“I support Republicans getting engaged in the climate discussion to oppose radical job-killers like the Green New Deal and instead craft realistic, common-sense, pro-jobs solutions," Braun told IndyStar in a statement.

'In the closet on climate'

President Biden has made tackling climate change a key part of his administration.
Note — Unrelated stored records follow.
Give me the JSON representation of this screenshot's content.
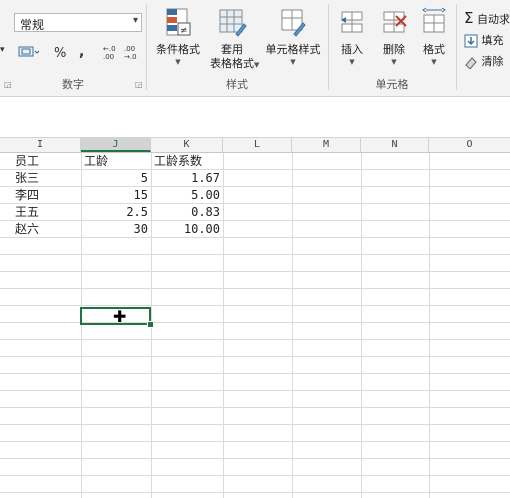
{
  "ribbon": {
    "number_format": {
      "value": "常规",
      "arrow": "▾"
    },
    "number_group": {
      "label": "数字",
      "currency_icon": "currency-icon",
      "percent": "%",
      "comma": ",",
      "increase_decimal": "←.0\n.00",
      "decrease_decimal": ".00\n→.0"
    },
    "styles_group": {
      "label": "样式",
      "conditional_format": "条件格式",
      "table_format_line1": "套用",
      "table_format_line2": "表格格式",
      "cell_styles": "单元格样式"
    },
    "cells_group": {
      "label": "单元格",
      "insert": "插入",
      "delete": "删除",
      "format": "格式"
    },
    "editing": {
      "autosum": "自动求",
      "fill": "填充",
      "clear": "清除"
    }
  },
  "sheet": {
    "columns": [
      "I",
      "J",
      "K",
      "L",
      "M",
      "N",
      "O"
    ],
    "selected_column": "J",
    "header_row": [
      "员工",
      "工龄",
      "工龄系数"
    ],
    "rows": [
      [
        "张三",
        "5",
        "1.67"
      ],
      [
        "李四",
        "15",
        "5.00"
      ],
      [
        "王五",
        "2.5",
        "0.83"
      ],
      [
        "赵六",
        "30",
        "10.00"
      ]
    ]
  }
}
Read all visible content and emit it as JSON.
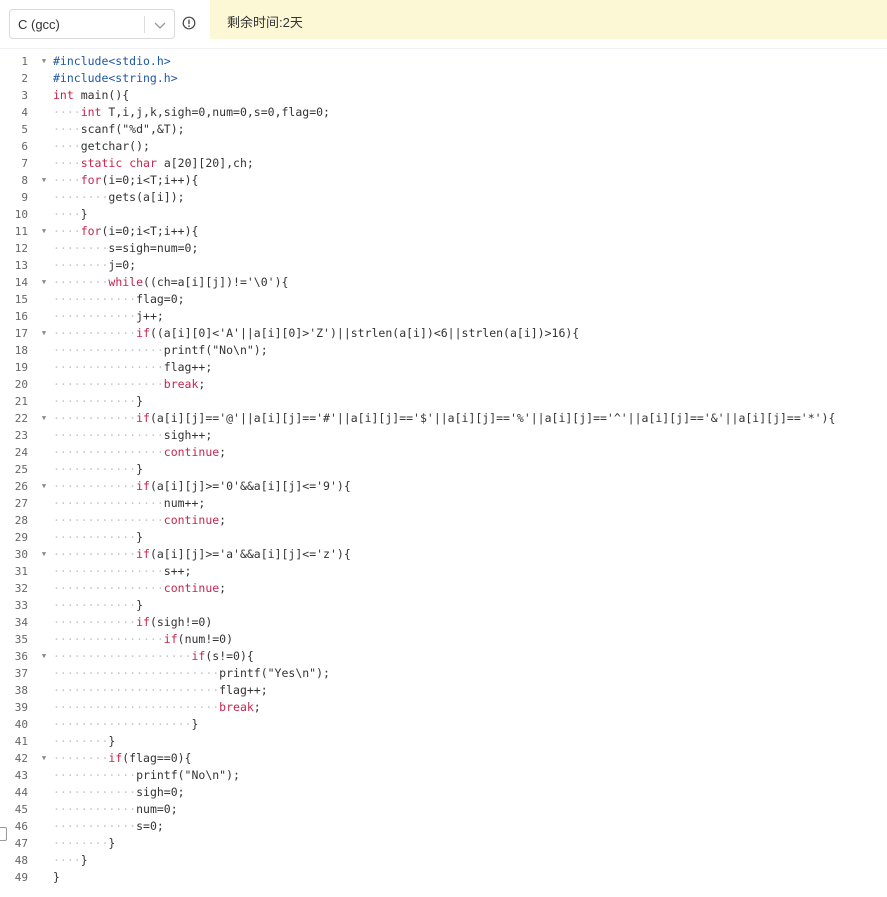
{
  "toolbar": {
    "language": "C (gcc)",
    "timer": "剩余时间:2天"
  },
  "icons": {
    "dropdown": "chevron-down-icon",
    "info": "info-icon",
    "side": "panel-toggle-icon"
  },
  "colors": {
    "banner": "#fcf8d6",
    "keyword": "#c7254e",
    "preprocessor": "#1f57a8"
  },
  "code": {
    "lines": [
      "#include<stdio.h>",
      "#include<string.h>",
      "int main(){",
      "····int T,i,j,k,sigh=0,num=0,s=0,flag=0;",
      "····scanf(\"%d\",&T);",
      "····getchar();",
      "····static char a[20][20],ch;",
      "····for(i=0;i<T;i++){",
      "········gets(a[i]);",
      "····}",
      "····for(i=0;i<T;i++){",
      "········s=sigh=num=0;",
      "········j=0;",
      "········while((ch=a[i][j])!='\\0'){",
      "············flag=0;",
      "············j++;",
      "············if((a[i][0]<'A'||a[i][0]>'Z')||strlen(a[i])<6||strlen(a[i])>16){",
      "················printf(\"No\\n\");",
      "················flag++;",
      "················break;",
      "············}",
      "············if(a[i][j]=='@'||a[i][j]=='#'||a[i][j]=='$'||a[i][j]=='%'||a[i][j]=='^'||a[i][j]=='&'||a[i][j]=='*'){",
      "················sigh++;",
      "················continue;",
      "············}",
      "············if(a[i][j]>='0'&&a[i][j]<='9'){",
      "················num++;",
      "················continue;",
      "············}",
      "············if(a[i][j]>='a'&&a[i][j]<='z'){",
      "················s++;",
      "················continue;",
      "············}",
      "············if(sigh!=0)",
      "················if(num!=0)",
      "····················if(s!=0){",
      "························printf(\"Yes\\n\");",
      "························flag++;",
      "························break;",
      "····················}",
      "········}",
      "········if(flag==0){",
      "············printf(\"No\\n\");",
      "············sigh=0;",
      "············num=0;",
      "············s=0;",
      "········}",
      "····}",
      "}"
    ],
    "folds": [
      1,
      8,
      11,
      14,
      17,
      22,
      26,
      30,
      36,
      42
    ],
    "keywords": [
      "int",
      "static",
      "char",
      "for",
      "while",
      "if",
      "break",
      "continue"
    ]
  }
}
He's signed several executive orders on the topic and included it in various plans and budget proposals, adding that it goes hand-in-hand with creating jobs.

“I think there have been a lot of Republicans in the closet on climate,” Braun told the Washington Post last year, also noting the importance of engaging young voters with meaningful climate legislation.

The senator also previously expressed admiration for climate activist Greta Thunberg, during a time when the former president antagonized the teen and while the Trump administration was actively trying to diminish efforts to fight climate change.

On Thursday, the Senate overwhelmingly voted to pass the Growing Climate Solutions Act, introduced by Braun and other senators. The bill provides incentives to farmers and foresters to implement sustainable practices that are believed to help capture carbon.

Now, the bill heads to the House floor for vote.

Groups such as the Independent Petroleum Association of America and the American Conservation Coalition have expressed support for the Conservative Climate Caucus.

The executive director for nonprofit Citizens for Responsible Energy Solutions has also supported the group, saying U.S. climate policy "must foster innovation and commercialization pathways that work for Indiana as well as for India."

As of Thursday afternoon, the group has grown to more than 60 GOP members.

Contact IndyStar reporter Rashika Jaipuriar at and follow her on Twitter @rashikajpr.

Call IndyStar reporter Sarah Bowman at 317-444-6129 or email at Follow her on Twitter and Facebook: @IndyStarSarah.

IndyStar's environmental reporting project is made possible through the generous support of the nonprofit Nina Mason Pulliam Charitable Trust.

This article originally appeared on Indianapolis Star: New GOP caucus acknowledges climate change, still wants fossil fuels